Palladino pointed out that with regard to funding, the city could look to three sources for funding the programs that they were requesting. She said, “there is the City’s general Fund, CDBG (Community Development Block Grants) federal funds or Redevelopment which could participate by invoking the ‘all-purpose clause’ in Redevelopment law that “allows redevelopment funding if it benefits a redevelopment project area.” Palladino pointed out that in this area, there are two major Redevelopment project areas Alum Rock and King and Story, that could benefit paying attention to the needs of the young.

Palladino pointed out that both Superintendents of the major school districts, Joe Coto and Dr. Santiago Woods were supportive of PACTs requests and would work with the city in order to realize the wishes of this Eastside community.

In answer to direct questions Diaz said that his office would allocate $340,000 towards adding two portables at Joseph George School in order to expand the overcrowded recreation program which has an average of 60 youths crowded into one small classroom. Diaz says that he would also follow through on a promise to reimburse the school district for the recreation director’s salary. Diaz also said that he would make available $3,000 to place double doors between two classrooms in order to expand the space in the classroom currently used for the Joseph George after school program and promised another $3,000 for much needed recreational equipment.

Diaz also said that he would immediately form a task force to study the possible site/s of a youth center and gym. He agreed that the cost of such a facility would require approximately $2.5 million. He reminded those present that the Mayor’s Task Force on Youth and Recreation had recommended building at least one youth center for each district.

PACT and other community groups in San Jose have been consistent in seeking more recreational, after school and summer programs for the young in the city. Slowly, more programs have been established and new ground has been broken in developing jointly administered and sponsored programs that involved school districts, the County and other youth oriented agencies and groups.

As for the golf course, Diaz said that within two weeks he would form a joint committee involving Councilpersons George Shirakawa, Charlotte Powers in whose district lies the Pleasant Hill Golf Course, to discuss the possibility of purchasing that property or others for a municipal golf course in San Jose.

In 1993, a city-wide Golf Facilities Golf Task Force, headed by then City councilpersons George Shirakawa, Charlotte Powers and Joe Head, reported that the City had not constructed a golf facility since 1968 and that now only a single municipal golf course remained in town. At that time it was reported that the demand for golfing opportunities in the community would require the construction of 12 additional golf courses in San Jose. Since that time, the resident population has grown ever larger and the demand is likely to have increased even more.
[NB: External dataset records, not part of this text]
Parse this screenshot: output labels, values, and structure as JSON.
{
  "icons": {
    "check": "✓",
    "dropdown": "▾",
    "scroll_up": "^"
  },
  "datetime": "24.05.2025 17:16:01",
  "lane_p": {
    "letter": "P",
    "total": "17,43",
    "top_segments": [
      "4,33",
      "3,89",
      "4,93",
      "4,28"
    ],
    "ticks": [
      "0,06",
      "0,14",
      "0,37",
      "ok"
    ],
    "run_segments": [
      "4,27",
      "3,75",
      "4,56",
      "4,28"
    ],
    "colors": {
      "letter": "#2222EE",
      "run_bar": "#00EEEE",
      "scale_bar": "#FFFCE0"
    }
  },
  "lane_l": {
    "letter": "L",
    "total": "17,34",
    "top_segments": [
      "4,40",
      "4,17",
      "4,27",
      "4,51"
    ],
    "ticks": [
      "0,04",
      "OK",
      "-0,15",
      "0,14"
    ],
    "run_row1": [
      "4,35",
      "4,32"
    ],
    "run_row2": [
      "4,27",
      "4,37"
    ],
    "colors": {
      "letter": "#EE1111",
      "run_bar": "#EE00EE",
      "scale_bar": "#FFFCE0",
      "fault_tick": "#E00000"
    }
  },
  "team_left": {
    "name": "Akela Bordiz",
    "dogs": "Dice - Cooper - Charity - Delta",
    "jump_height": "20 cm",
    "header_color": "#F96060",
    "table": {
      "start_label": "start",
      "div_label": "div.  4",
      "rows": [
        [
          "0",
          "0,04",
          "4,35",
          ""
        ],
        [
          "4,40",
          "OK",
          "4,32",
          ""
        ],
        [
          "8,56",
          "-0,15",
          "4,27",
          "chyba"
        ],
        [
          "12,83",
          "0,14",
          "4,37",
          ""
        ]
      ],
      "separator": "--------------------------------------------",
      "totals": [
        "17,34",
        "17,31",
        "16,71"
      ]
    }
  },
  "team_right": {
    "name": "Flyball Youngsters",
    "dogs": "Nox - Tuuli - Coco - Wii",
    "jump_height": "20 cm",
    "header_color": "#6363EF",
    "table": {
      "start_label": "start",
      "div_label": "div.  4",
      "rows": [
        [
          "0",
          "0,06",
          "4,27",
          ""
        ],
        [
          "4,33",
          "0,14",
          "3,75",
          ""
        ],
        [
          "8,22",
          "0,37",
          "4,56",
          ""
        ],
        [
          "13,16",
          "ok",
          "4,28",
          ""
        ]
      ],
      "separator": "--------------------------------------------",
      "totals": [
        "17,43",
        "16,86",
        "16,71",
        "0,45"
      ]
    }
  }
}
Urata pointed out that golf is not a sport limited to enjoyment by the rich, but one that many people of all walks of life can enjoy and also benefit from the exercise and camaraderie of the game.

For more information on the work of the St. John Vianney PACT, contact Beth Gonzales at 578-4956 or Carmine Moreali at 258-5170. District 5 Councilman Manny Diaz may be contacted at 277-5157. © La Oferta Newspaper.